Assignment:
Reproduce each line of the entries that carries "Create".

Data entries:
———

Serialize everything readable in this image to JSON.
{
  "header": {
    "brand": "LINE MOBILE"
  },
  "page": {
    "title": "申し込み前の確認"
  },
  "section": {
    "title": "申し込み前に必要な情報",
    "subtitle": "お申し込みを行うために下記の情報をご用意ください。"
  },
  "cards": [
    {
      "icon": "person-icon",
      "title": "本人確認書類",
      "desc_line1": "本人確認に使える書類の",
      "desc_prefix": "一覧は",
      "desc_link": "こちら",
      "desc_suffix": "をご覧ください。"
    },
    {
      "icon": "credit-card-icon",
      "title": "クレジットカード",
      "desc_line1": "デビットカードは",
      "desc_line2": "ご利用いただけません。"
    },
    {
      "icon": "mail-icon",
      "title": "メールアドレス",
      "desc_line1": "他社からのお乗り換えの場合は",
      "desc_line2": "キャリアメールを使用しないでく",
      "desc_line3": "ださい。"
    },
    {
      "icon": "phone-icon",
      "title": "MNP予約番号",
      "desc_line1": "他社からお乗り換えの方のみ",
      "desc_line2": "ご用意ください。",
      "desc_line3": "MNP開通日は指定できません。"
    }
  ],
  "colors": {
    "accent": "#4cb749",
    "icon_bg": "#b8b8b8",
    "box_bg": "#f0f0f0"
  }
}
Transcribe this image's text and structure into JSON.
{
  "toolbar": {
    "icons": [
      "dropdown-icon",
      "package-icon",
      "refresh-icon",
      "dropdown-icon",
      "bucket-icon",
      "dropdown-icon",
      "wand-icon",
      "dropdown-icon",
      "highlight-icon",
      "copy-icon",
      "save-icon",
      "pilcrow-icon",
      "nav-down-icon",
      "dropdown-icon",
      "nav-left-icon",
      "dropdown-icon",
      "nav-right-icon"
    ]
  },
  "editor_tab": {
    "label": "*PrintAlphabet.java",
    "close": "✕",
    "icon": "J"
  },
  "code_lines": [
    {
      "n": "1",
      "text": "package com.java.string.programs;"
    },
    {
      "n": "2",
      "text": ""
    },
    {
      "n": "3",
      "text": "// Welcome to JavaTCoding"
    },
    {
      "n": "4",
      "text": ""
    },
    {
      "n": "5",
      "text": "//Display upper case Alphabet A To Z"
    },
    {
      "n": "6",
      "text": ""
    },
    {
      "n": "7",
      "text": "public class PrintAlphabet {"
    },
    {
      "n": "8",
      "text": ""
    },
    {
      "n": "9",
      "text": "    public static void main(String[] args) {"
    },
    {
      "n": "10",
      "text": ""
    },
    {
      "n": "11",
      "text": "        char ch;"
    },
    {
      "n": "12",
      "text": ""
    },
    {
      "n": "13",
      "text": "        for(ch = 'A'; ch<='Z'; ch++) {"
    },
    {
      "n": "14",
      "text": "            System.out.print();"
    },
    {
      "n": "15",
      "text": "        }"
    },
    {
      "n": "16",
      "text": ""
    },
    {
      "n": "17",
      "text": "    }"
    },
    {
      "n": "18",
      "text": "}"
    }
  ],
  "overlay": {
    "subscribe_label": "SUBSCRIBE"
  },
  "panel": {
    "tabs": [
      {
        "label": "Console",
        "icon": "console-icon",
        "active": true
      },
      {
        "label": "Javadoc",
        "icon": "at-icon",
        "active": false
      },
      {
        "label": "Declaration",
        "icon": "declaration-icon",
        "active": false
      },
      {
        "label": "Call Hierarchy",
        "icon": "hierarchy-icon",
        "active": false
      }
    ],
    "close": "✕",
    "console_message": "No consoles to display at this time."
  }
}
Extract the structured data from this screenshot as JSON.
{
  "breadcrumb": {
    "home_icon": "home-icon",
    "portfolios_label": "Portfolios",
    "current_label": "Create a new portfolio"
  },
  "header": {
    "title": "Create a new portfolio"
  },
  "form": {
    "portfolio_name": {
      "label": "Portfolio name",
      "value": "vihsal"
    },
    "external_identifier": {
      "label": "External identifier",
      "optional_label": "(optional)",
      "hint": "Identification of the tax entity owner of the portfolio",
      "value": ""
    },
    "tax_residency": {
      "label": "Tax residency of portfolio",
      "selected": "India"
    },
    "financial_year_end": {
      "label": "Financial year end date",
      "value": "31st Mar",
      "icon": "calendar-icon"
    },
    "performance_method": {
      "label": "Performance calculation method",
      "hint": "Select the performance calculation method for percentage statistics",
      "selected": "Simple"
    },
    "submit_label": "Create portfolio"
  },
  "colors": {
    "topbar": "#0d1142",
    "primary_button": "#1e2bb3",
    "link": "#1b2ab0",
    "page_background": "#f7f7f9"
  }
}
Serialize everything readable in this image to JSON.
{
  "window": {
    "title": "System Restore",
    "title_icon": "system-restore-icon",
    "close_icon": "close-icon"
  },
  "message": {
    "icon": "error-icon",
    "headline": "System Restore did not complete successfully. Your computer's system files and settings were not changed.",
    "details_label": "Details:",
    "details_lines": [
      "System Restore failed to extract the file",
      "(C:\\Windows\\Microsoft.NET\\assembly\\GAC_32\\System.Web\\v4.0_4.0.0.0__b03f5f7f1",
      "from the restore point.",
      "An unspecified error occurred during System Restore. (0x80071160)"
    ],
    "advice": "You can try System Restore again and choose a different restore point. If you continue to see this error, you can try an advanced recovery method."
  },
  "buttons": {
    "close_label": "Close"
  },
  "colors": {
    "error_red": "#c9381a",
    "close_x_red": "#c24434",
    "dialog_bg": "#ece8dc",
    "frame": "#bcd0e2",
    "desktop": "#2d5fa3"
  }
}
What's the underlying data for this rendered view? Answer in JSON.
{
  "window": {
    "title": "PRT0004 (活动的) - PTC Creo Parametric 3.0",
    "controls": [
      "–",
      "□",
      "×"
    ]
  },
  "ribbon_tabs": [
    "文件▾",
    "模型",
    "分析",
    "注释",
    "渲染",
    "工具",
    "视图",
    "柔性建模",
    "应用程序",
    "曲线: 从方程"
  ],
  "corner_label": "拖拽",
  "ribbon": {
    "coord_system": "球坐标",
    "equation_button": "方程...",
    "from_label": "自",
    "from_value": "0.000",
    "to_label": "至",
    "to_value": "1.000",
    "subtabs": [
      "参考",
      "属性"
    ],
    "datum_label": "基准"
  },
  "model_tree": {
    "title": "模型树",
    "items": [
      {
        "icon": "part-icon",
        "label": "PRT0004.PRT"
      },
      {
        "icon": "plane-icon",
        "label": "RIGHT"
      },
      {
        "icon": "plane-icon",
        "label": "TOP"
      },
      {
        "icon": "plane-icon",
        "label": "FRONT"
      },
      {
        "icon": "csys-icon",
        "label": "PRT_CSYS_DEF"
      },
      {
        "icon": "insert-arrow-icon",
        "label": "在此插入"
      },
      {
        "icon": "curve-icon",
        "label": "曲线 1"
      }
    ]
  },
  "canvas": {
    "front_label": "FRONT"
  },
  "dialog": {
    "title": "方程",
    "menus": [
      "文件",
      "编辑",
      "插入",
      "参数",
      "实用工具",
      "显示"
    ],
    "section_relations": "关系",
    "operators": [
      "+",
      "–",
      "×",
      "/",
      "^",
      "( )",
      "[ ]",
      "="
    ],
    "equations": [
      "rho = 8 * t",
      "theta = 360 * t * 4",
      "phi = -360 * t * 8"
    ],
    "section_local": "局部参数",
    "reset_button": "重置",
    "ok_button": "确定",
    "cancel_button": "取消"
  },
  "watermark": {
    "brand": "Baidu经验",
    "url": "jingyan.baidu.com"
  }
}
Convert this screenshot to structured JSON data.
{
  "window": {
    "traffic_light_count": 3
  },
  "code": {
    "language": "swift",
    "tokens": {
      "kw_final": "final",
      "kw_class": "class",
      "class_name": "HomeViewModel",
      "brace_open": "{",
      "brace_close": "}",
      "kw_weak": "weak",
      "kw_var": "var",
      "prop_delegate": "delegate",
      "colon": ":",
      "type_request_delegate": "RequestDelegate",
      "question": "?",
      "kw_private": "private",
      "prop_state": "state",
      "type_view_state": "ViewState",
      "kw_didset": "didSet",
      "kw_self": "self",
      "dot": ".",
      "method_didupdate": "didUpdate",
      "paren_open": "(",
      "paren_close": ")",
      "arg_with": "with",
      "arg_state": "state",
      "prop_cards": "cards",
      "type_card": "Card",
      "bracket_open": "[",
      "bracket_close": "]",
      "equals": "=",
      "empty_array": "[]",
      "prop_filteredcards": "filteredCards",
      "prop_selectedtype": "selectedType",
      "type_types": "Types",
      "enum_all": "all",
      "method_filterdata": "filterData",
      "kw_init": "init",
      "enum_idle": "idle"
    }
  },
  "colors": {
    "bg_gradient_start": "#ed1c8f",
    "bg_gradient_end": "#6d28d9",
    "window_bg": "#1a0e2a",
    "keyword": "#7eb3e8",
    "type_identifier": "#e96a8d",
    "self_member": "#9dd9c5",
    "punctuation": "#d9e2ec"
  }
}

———

Completed task:
    "current_label": "Create a new portfolio"
    "title": "Create a new portfolio"
    "submit_label": "Create portfolio"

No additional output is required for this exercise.